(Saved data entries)
▶

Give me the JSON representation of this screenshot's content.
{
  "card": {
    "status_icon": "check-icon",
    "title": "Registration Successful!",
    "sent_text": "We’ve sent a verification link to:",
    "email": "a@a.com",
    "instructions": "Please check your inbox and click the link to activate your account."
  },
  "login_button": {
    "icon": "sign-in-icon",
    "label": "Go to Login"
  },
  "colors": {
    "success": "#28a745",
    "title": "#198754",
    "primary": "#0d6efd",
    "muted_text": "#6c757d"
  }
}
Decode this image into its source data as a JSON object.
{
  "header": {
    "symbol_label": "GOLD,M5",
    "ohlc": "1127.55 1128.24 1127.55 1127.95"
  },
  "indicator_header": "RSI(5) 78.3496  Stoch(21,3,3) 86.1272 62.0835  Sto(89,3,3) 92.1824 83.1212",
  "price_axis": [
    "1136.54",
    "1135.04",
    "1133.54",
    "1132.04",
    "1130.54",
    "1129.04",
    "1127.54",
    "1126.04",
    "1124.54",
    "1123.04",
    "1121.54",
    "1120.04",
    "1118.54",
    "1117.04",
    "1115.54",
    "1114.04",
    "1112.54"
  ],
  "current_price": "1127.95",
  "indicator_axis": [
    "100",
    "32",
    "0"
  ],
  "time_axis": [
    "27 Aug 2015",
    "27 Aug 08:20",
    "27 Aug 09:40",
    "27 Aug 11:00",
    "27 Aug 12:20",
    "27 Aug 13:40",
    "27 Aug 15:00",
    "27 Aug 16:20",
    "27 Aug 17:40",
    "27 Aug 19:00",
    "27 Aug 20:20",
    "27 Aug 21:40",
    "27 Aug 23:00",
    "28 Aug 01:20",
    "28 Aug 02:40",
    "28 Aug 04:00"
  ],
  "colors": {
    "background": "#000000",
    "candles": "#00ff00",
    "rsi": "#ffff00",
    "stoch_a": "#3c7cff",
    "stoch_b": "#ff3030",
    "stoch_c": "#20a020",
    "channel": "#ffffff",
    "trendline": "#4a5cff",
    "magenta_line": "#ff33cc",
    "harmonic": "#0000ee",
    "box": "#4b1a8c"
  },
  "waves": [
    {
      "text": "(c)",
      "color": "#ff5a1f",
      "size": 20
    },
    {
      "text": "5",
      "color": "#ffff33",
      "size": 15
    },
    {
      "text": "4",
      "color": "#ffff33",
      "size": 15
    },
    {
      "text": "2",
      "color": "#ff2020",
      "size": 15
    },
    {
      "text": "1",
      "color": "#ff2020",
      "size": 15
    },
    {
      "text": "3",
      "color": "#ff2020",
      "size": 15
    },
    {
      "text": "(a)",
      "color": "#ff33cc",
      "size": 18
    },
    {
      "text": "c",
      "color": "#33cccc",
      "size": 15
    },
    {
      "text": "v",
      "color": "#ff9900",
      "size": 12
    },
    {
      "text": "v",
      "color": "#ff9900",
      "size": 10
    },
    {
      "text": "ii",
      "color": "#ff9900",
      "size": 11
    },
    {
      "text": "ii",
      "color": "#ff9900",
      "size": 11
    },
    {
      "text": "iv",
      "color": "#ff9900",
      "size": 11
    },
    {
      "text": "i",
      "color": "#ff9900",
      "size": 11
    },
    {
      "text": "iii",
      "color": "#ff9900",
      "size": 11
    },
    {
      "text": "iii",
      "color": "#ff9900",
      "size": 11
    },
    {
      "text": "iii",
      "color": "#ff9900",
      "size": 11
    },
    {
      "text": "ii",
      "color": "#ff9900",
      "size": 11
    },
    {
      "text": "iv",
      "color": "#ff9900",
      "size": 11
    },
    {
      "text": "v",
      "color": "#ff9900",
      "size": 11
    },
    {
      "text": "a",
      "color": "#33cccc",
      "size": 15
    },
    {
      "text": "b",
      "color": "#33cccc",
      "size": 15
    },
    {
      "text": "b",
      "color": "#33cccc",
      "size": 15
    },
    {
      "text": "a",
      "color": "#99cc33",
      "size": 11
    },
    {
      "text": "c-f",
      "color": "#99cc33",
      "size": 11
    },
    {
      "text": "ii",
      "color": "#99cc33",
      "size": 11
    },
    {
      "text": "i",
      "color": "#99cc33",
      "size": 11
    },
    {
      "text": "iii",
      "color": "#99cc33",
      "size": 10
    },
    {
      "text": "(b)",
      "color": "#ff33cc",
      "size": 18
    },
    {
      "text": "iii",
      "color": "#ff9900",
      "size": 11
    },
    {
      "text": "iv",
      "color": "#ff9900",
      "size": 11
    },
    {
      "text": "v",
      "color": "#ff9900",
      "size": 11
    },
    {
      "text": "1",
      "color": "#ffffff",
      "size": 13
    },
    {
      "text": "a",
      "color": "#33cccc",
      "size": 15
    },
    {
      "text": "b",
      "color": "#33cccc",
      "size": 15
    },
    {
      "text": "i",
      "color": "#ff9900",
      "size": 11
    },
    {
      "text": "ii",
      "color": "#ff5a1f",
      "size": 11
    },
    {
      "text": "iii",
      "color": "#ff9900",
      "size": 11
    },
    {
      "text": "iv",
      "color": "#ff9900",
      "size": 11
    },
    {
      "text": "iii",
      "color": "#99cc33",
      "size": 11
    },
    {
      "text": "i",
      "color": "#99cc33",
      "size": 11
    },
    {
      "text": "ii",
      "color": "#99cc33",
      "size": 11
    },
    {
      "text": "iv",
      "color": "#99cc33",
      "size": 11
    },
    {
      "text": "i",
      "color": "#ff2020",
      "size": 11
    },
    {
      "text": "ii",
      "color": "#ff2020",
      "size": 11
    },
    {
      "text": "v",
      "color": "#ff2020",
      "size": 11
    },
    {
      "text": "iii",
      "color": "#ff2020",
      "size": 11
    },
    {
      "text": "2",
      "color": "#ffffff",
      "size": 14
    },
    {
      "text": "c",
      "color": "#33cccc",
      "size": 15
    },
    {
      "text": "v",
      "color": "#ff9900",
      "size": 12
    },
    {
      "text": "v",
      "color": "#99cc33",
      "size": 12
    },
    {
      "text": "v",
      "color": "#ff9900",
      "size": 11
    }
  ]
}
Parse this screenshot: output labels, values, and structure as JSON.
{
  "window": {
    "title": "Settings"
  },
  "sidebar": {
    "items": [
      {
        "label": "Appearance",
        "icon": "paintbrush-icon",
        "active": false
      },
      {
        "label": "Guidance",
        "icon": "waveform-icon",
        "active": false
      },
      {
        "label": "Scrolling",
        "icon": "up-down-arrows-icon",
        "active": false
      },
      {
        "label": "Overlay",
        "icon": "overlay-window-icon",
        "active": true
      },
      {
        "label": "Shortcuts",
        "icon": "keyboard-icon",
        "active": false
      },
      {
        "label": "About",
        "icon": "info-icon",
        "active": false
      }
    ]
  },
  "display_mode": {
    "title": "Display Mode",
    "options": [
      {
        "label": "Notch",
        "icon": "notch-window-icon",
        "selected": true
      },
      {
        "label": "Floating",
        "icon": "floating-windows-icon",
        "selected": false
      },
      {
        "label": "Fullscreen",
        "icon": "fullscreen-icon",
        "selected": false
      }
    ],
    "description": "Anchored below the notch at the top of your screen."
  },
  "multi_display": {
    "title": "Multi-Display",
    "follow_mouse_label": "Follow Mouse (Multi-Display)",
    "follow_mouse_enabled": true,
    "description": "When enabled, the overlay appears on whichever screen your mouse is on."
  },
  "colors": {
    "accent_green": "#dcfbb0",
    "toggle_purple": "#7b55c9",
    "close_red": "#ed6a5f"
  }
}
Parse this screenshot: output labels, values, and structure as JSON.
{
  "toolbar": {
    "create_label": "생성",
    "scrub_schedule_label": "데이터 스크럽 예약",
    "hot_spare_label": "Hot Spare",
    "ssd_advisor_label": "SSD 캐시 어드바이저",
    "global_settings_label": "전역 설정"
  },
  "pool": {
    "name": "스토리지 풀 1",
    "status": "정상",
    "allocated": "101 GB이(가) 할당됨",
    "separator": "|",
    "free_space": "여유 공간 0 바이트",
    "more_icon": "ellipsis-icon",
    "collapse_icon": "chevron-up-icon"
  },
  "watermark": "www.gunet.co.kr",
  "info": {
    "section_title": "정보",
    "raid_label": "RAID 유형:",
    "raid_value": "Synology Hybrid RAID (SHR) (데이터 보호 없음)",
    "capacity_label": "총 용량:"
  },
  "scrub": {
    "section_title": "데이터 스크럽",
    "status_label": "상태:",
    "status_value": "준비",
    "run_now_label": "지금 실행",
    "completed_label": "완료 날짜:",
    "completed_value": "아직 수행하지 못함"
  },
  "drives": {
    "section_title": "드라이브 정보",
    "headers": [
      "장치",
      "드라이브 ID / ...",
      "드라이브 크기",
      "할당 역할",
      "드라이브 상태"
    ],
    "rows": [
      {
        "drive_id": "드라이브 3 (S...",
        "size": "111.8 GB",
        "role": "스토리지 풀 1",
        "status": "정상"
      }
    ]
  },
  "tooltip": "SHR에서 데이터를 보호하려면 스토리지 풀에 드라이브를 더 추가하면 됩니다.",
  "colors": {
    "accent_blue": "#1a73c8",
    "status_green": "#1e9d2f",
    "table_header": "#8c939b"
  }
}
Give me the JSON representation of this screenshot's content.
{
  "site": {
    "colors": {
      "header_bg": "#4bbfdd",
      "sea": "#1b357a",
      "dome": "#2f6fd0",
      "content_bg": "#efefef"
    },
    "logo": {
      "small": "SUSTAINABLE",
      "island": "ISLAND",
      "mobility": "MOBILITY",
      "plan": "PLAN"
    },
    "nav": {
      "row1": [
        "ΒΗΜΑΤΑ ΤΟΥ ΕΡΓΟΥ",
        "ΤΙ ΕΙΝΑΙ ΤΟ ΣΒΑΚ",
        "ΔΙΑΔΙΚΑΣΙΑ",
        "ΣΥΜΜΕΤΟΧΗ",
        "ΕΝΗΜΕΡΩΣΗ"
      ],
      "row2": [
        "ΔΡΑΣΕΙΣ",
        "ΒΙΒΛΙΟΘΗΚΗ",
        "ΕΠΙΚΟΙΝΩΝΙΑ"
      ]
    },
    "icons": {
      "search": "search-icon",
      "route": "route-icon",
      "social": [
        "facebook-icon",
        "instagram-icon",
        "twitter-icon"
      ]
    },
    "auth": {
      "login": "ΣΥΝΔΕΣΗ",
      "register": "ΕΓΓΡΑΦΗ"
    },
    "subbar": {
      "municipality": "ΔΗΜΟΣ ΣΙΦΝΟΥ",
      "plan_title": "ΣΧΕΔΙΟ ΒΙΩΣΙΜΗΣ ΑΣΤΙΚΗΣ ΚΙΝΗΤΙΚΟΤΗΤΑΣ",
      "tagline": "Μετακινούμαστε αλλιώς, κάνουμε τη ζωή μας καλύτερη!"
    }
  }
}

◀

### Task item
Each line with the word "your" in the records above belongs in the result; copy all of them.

### The completed task
    "instructions": "Please check your inbox and click the link to activate your account."
    "description": "Anchored below the notch at the top of your screen."
    "description": "When enabled, the overlay appears on whichever screen your mouse is on."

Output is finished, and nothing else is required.